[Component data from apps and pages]
-=-=-=-=-
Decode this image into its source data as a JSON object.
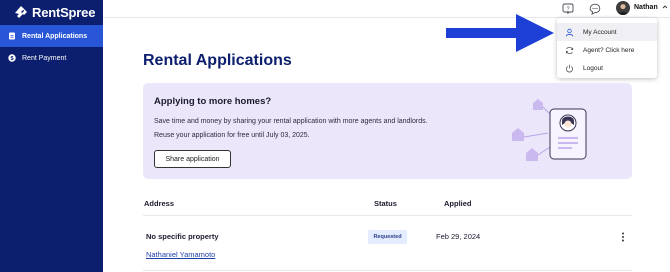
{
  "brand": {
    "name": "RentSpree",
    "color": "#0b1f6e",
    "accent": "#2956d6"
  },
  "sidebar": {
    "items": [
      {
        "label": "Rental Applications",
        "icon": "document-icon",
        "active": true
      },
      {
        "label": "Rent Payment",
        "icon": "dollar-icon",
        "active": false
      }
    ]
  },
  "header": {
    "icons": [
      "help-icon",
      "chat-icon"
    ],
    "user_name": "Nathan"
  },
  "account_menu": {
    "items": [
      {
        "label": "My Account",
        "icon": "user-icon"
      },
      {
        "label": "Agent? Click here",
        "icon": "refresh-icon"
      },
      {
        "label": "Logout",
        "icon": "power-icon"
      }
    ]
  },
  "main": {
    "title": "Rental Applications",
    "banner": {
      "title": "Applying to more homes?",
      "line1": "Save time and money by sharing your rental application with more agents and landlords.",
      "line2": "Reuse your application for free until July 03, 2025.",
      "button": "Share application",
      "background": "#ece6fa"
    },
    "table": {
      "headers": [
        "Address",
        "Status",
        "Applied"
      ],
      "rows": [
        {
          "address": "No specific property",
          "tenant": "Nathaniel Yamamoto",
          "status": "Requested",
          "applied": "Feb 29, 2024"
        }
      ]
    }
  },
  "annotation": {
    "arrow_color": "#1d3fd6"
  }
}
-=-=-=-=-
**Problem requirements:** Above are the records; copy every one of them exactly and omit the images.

**Response for this exercise:**
Decode this image into its source data as a JSON object.
{
  "brand": {
    "name": "RentSpree",
    "color": "#0b1f6e",
    "accent": "#2956d6"
  },
  "sidebar": {
    "items": [
      {
        "label": "Rental Applications",
        "icon": "document-icon",
        "active": true
      },
      {
        "label": "Rent Payment",
        "icon": "dollar-icon",
        "active": false
      }
    ]
  },
  "header": {
    "icons": [
      "help-icon",
      "chat-icon"
    ],
    "user_name": "Nathan"
  },
  "account_menu": {
    "items": [
      {
        "label": "My Account",
        "icon": "user-icon"
      },
      {
        "label": "Agent? Click here",
        "icon": "refresh-icon"
      },
      {
        "label": "Logout",
        "icon": "power-icon"
      }
    ]
  },
  "main": {
    "title": "Rental Applications",
    "banner": {
      "title": "Applying to more homes?",
      "line1": "Save time and money by sharing your rental application with more agents and landlords.",
      "line2": "Reuse your application for free until July 03, 2025.",
      "button": "Share application",
      "background": "#ece6fa"
    },
    "table": {
      "headers": [
        "Address",
        "Status",
        "Applied"
      ],
      "rows": [
        {
          "address": "No specific property",
          "tenant": "Nathaniel Yamamoto",
          "status": "Requested",
          "applied": "Feb 29, 2024"
        }
      ]
    }
  },
  "annotation": {
    "arrow_color": "#1d3fd6"
  }
}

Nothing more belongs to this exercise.